• [TASK]: Restate the full set of records exactly, word for word.

• [RAW DATA]:
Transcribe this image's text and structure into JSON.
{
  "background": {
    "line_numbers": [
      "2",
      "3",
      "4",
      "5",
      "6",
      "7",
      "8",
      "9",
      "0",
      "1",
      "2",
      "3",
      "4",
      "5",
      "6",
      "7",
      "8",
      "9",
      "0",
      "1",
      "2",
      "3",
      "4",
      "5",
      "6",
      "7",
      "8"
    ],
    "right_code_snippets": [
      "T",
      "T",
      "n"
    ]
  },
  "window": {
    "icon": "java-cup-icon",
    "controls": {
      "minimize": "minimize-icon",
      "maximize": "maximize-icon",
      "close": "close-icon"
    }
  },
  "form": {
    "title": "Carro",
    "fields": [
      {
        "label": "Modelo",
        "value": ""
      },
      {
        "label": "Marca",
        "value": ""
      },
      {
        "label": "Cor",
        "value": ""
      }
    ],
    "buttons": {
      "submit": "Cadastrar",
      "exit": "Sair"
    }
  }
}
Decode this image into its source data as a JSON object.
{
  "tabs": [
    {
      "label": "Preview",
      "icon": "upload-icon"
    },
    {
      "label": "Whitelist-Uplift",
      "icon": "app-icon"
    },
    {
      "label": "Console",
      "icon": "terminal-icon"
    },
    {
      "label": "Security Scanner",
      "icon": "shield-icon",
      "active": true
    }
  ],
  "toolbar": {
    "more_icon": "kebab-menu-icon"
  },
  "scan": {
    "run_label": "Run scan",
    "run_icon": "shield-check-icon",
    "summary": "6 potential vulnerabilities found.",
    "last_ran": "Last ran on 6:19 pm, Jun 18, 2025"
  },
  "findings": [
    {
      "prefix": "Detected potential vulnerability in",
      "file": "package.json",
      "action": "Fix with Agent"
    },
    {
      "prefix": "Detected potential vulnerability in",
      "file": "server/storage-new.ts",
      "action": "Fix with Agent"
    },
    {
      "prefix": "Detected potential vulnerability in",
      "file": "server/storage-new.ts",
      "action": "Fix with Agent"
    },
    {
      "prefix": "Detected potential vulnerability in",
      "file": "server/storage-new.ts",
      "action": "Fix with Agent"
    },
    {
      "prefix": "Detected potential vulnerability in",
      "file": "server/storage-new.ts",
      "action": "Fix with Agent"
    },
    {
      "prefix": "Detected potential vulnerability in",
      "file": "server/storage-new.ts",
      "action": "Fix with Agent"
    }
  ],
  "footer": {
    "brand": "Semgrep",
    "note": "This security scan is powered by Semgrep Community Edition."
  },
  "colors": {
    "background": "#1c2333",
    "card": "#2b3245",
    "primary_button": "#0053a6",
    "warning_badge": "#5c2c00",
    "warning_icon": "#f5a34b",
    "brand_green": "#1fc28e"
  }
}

• [WRITTEN RESPONSE]:
Transcribe this image's text and structure into JSON.
{
  "background": {
    "line_numbers": [
      "2",
      "3",
      "4",
      "5",
      "6",
      "7",
      "8",
      "9",
      "0",
      "1",
      "2",
      "3",
      "4",
      "5",
      "6",
      "7",
      "8",
      "9",
      "0",
      "1",
      "2",
      "3",
      "4",
      "5",
      "6",
      "7",
      "8"
    ],
    "right_code_snippets": [
      "T",
      "T",
      "n"
    ]
  },
  "window": {
    "icon": "java-cup-icon",
    "controls": {
      "minimize": "minimize-icon",
      "maximize": "maximize-icon",
      "close": "close-icon"
    }
  },
  "form": {
    "title": "Carro",
    "fields": [
      {
        "label": "Modelo",
        "value": ""
      },
      {
        "label": "Marca",
        "value": ""
      },
      {
        "label": "Cor",
        "value": ""
      }
    ],
    "buttons": {
      "submit": "Cadastrar",
      "exit": "Sair"
    }
  }
}
Decode this image into its source data as a JSON object.
{
  "tabs": [
    {
      "label": "Preview",
      "icon": "upload-icon"
    },
    {
      "label": "Whitelist-Uplift",
      "icon": "app-icon"
    },
    {
      "label": "Console",
      "icon": "terminal-icon"
    },
    {
      "label": "Security Scanner",
      "icon": "shield-icon",
      "active": true
    }
  ],
  "toolbar": {
    "more_icon": "kebab-menu-icon"
  },
  "scan": {
    "run_label": "Run scan",
    "run_icon": "shield-check-icon",
    "summary": "6 potential vulnerabilities found.",
    "last_ran": "Last ran on 6:19 pm, Jun 18, 2025"
  },
  "findings": [
    {
      "prefix": "Detected potential vulnerability in",
      "file": "package.json",
      "action": "Fix with Agent"
    },
    {
      "prefix": "Detected potential vulnerability in",
      "file": "server/storage-new.ts",
      "action": "Fix with Agent"
    },
    {
      "prefix": "Detected potential vulnerability in",
      "file": "server/storage-new.ts",
      "action": "Fix with Agent"
    },
    {
      "prefix": "Detected potential vulnerability in",
      "file": "server/storage-new.ts",
      "action": "Fix with Agent"
    },
    {
      "prefix": "Detected potential vulnerability in",
      "file": "server/storage-new.ts",
      "action": "Fix with Agent"
    },
    {
      "prefix": "Detected potential vulnerability in",
      "file": "server/storage-new.ts",
      "action": "Fix with Agent"
    }
  ],
  "footer": {
    "brand": "Semgrep",
    "note": "This security scan is powered by Semgrep Community Edition."
  },
  "colors": {
    "background": "#1c2333",
    "card": "#2b3245",
    "primary_button": "#0053a6",
    "warning_badge": "#5c2c00",
    "warning_icon": "#f5a34b",
    "brand_green": "#1fc28e"
  }
}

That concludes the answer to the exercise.